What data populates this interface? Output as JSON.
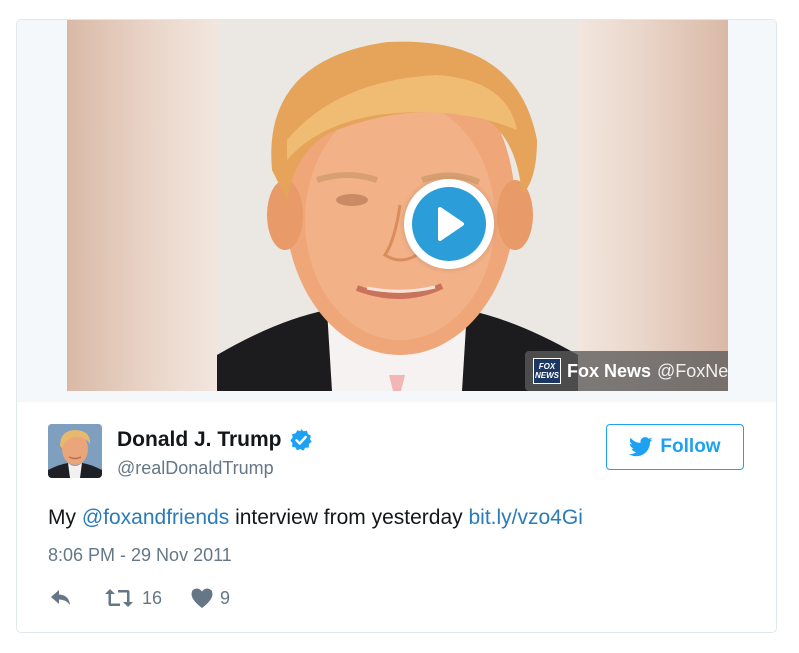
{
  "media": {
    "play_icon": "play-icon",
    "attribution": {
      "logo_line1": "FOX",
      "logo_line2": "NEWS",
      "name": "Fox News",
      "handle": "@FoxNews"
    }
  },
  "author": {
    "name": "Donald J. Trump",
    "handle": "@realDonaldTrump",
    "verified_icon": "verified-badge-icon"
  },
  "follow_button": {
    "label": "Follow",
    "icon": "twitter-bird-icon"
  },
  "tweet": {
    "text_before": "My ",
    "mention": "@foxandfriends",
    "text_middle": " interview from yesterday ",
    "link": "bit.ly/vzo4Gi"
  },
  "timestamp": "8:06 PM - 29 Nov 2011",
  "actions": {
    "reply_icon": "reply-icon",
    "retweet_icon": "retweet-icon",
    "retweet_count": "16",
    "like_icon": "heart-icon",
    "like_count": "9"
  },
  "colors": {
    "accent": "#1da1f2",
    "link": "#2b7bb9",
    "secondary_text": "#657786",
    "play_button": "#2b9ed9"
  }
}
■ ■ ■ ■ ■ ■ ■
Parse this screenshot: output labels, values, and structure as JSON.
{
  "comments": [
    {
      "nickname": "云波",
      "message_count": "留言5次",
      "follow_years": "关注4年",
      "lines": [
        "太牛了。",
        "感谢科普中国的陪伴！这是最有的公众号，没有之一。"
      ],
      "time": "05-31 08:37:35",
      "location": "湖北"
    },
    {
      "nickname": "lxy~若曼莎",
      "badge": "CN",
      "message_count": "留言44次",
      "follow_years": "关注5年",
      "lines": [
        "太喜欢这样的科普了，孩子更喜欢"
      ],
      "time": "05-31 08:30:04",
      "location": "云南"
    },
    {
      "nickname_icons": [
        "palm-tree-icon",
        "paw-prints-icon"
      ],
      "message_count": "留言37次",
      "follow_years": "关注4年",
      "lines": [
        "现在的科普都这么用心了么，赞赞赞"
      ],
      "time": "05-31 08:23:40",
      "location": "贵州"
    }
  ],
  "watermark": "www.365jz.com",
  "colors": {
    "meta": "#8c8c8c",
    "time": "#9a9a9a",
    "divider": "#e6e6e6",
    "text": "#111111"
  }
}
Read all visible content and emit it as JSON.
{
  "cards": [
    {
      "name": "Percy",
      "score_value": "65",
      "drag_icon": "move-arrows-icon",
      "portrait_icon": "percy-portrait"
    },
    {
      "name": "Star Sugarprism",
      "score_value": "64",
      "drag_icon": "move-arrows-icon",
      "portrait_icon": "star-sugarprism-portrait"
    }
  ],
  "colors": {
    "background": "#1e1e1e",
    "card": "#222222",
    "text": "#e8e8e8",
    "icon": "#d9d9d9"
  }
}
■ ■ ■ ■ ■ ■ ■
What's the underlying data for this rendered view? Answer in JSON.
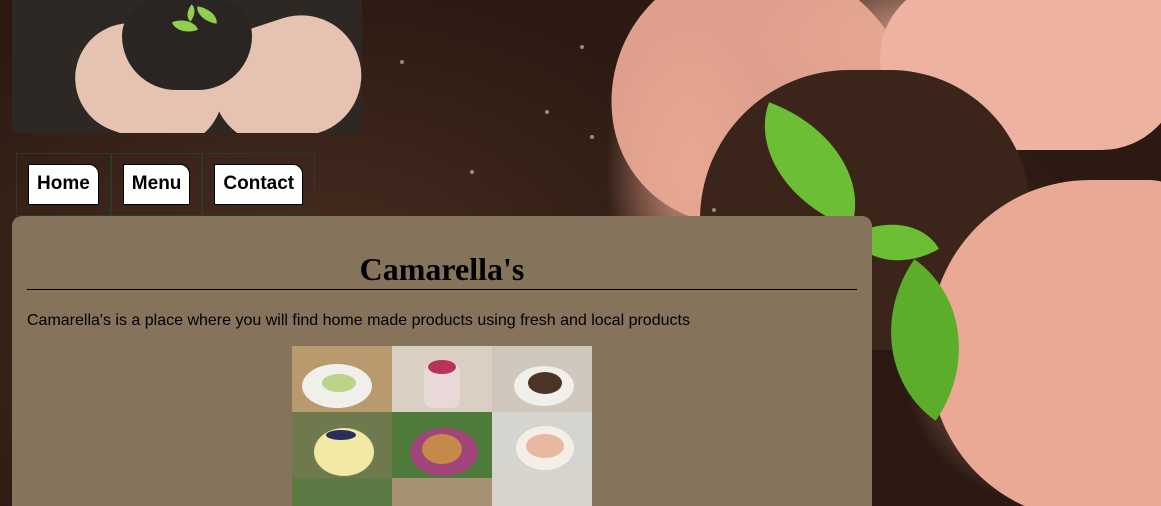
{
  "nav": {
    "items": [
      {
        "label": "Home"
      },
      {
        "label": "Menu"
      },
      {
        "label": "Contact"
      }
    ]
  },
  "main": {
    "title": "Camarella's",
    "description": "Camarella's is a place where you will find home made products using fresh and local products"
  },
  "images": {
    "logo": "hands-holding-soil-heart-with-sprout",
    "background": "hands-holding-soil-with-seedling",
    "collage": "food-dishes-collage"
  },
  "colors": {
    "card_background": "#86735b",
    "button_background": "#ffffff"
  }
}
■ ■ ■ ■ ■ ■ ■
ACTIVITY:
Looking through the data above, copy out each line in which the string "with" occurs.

RESPONSE TO THE EXERCISE:
    "logo": "hands-holding-soil-heart-with-sprout",
    "background": "hands-holding-soil-with-seedling",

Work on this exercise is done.